(Beginning of EXERCISE MATERIAL)
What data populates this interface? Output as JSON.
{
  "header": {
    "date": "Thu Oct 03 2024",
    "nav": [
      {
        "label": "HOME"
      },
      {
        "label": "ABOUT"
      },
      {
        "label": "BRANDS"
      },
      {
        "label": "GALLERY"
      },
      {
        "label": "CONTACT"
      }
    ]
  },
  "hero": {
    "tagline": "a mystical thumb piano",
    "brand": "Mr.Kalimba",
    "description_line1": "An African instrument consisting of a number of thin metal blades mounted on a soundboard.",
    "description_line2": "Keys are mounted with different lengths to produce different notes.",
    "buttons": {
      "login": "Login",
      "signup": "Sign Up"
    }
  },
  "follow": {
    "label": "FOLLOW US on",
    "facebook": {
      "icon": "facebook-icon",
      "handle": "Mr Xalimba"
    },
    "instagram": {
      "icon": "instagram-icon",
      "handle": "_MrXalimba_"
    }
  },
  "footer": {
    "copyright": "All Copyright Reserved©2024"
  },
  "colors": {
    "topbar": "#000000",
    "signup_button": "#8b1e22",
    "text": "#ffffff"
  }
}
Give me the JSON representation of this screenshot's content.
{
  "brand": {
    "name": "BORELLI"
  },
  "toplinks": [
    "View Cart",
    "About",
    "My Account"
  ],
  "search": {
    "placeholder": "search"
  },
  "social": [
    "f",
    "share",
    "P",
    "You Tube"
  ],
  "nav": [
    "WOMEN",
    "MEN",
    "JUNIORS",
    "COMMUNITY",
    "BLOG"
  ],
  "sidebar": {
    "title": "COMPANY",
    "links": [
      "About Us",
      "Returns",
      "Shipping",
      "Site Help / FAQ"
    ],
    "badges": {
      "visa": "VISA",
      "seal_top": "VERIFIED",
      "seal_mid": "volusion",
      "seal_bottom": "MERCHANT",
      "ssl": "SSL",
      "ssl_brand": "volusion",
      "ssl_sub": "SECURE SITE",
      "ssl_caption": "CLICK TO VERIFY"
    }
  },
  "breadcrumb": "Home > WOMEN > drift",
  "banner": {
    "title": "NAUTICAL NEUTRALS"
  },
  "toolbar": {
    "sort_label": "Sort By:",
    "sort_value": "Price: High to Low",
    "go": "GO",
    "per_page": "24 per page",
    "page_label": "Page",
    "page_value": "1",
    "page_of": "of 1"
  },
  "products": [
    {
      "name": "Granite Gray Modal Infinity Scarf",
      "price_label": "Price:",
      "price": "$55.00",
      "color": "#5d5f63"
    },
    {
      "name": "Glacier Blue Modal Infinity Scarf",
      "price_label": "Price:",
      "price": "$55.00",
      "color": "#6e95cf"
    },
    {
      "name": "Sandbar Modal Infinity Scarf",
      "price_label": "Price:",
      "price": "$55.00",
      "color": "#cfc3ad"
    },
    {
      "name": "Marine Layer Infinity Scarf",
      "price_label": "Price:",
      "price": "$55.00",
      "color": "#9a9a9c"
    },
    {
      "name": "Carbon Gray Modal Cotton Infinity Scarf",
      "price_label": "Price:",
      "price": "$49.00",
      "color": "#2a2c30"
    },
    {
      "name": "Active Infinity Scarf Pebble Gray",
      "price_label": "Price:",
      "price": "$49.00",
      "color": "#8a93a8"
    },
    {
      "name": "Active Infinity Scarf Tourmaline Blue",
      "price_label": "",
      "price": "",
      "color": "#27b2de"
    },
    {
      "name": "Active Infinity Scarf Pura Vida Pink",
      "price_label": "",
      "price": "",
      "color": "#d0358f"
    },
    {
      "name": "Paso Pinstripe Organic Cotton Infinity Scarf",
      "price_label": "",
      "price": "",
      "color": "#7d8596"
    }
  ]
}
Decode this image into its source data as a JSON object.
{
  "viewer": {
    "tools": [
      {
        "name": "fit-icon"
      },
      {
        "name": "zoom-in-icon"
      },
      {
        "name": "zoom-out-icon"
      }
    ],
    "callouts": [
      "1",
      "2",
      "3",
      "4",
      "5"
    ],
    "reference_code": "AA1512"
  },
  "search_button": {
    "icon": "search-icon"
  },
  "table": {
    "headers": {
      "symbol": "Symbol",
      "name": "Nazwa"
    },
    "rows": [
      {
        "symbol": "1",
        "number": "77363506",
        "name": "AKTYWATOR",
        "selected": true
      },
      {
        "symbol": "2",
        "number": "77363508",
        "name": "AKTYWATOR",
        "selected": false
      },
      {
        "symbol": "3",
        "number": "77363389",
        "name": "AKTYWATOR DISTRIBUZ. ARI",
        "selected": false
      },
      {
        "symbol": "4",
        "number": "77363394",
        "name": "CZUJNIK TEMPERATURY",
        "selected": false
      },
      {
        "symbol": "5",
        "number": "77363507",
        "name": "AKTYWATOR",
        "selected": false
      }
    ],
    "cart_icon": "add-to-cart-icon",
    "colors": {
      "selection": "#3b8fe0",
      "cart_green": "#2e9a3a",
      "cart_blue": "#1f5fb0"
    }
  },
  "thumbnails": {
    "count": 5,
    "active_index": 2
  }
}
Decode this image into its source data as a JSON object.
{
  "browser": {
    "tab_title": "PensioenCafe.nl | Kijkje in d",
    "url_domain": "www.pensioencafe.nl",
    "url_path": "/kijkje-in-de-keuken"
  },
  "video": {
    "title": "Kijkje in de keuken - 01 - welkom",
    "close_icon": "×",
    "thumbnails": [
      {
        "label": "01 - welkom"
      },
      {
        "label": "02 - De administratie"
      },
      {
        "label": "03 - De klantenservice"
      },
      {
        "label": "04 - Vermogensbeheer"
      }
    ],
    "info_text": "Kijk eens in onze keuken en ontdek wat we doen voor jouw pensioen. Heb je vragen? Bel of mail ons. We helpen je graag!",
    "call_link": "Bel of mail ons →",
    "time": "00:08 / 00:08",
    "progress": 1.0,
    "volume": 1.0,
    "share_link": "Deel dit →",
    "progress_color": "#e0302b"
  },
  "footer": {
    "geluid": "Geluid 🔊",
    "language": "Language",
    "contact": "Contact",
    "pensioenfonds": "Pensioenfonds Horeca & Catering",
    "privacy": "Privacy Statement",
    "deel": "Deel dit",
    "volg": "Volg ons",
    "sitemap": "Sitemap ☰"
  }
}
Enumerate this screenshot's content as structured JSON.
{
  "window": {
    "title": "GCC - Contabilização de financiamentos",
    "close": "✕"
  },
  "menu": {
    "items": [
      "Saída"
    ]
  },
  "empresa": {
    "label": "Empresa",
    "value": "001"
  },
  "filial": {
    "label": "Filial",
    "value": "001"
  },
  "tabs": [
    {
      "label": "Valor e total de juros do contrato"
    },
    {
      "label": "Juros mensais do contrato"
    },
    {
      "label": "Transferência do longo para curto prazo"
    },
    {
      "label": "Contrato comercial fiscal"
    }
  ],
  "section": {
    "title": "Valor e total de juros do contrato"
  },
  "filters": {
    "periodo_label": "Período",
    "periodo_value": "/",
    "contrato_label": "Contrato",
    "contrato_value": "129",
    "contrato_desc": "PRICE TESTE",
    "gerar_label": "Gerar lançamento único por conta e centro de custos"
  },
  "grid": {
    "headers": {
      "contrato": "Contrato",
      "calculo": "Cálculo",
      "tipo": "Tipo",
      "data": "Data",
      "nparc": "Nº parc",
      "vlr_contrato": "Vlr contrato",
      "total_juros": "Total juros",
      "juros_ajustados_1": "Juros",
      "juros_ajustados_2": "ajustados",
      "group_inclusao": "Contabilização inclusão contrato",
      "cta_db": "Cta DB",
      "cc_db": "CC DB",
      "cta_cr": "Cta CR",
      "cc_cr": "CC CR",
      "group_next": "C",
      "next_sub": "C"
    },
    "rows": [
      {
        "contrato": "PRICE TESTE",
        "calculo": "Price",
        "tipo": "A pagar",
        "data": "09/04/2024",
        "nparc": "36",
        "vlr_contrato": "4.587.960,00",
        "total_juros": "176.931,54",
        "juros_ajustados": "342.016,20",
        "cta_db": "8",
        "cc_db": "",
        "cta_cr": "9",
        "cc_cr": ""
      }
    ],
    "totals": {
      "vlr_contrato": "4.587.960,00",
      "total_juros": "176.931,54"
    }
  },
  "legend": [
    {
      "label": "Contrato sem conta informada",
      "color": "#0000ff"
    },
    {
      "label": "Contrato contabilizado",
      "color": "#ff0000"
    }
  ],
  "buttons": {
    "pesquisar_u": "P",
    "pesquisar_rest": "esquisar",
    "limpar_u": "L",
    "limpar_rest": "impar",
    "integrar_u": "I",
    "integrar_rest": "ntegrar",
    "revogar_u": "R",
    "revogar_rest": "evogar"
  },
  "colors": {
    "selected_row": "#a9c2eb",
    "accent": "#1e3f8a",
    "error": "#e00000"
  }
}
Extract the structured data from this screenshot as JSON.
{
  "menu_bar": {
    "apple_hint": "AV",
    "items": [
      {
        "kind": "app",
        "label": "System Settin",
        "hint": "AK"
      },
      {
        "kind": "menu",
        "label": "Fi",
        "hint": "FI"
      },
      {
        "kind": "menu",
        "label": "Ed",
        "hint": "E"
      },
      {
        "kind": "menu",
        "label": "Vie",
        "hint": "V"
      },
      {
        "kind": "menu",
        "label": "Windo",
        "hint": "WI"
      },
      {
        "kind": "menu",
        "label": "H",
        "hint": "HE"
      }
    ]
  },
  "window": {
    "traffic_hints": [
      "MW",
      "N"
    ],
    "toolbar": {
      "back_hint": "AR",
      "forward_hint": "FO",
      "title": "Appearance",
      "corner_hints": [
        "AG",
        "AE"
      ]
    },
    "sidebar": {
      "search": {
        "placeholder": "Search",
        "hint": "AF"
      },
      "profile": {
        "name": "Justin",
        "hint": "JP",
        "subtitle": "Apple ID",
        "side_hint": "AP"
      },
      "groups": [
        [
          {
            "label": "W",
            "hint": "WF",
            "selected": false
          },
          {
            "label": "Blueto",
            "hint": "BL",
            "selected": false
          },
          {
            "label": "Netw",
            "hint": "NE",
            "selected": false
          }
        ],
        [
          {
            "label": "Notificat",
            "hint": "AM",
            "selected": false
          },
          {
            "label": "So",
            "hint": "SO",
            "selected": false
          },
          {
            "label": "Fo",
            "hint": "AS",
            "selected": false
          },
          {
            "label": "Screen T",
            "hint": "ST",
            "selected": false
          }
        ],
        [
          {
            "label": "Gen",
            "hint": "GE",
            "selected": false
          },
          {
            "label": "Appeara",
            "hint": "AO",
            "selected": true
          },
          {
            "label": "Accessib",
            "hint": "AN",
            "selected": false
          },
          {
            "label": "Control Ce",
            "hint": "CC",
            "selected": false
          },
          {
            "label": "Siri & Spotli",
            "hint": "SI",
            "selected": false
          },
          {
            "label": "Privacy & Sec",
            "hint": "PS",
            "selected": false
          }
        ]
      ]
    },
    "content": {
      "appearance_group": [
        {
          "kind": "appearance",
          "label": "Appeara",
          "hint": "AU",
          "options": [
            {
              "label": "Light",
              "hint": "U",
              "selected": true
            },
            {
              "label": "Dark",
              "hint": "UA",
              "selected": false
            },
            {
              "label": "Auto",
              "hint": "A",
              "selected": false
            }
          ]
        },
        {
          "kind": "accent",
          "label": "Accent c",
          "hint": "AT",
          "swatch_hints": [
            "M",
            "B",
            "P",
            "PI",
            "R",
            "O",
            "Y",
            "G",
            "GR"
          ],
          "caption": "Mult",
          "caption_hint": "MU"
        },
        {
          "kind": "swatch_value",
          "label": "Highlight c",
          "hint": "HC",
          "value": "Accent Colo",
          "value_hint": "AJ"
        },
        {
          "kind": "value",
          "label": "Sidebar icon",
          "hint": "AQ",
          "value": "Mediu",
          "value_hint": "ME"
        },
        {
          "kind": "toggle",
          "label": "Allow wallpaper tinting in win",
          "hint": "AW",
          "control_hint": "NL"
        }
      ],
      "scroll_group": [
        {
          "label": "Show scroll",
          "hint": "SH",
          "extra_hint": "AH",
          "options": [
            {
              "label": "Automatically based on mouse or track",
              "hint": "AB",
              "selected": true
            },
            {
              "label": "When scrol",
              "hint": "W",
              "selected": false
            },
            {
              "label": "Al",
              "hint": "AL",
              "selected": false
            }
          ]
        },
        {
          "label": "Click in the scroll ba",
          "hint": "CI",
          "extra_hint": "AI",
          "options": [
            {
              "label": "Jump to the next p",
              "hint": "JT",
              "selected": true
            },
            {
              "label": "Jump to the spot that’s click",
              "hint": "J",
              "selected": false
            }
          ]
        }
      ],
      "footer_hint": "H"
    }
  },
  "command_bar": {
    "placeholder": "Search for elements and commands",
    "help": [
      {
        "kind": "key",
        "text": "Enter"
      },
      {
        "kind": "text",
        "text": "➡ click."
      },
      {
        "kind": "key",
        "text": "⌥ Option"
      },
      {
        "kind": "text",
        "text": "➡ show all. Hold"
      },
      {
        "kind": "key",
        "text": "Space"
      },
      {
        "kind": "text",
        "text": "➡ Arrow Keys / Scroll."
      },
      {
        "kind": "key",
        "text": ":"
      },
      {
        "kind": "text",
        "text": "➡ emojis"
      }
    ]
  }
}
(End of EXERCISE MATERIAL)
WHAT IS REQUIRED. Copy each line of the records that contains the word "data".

YOUR SOLUTION.
What data populates this interface? Output as JSON.
Decode this image into its source data as a JSON object.
Decode this image into its source data as a JSON object.
      "data": "Data",
        "data": "09/04/2024",
Extract the structured data from this screenshot as JSON.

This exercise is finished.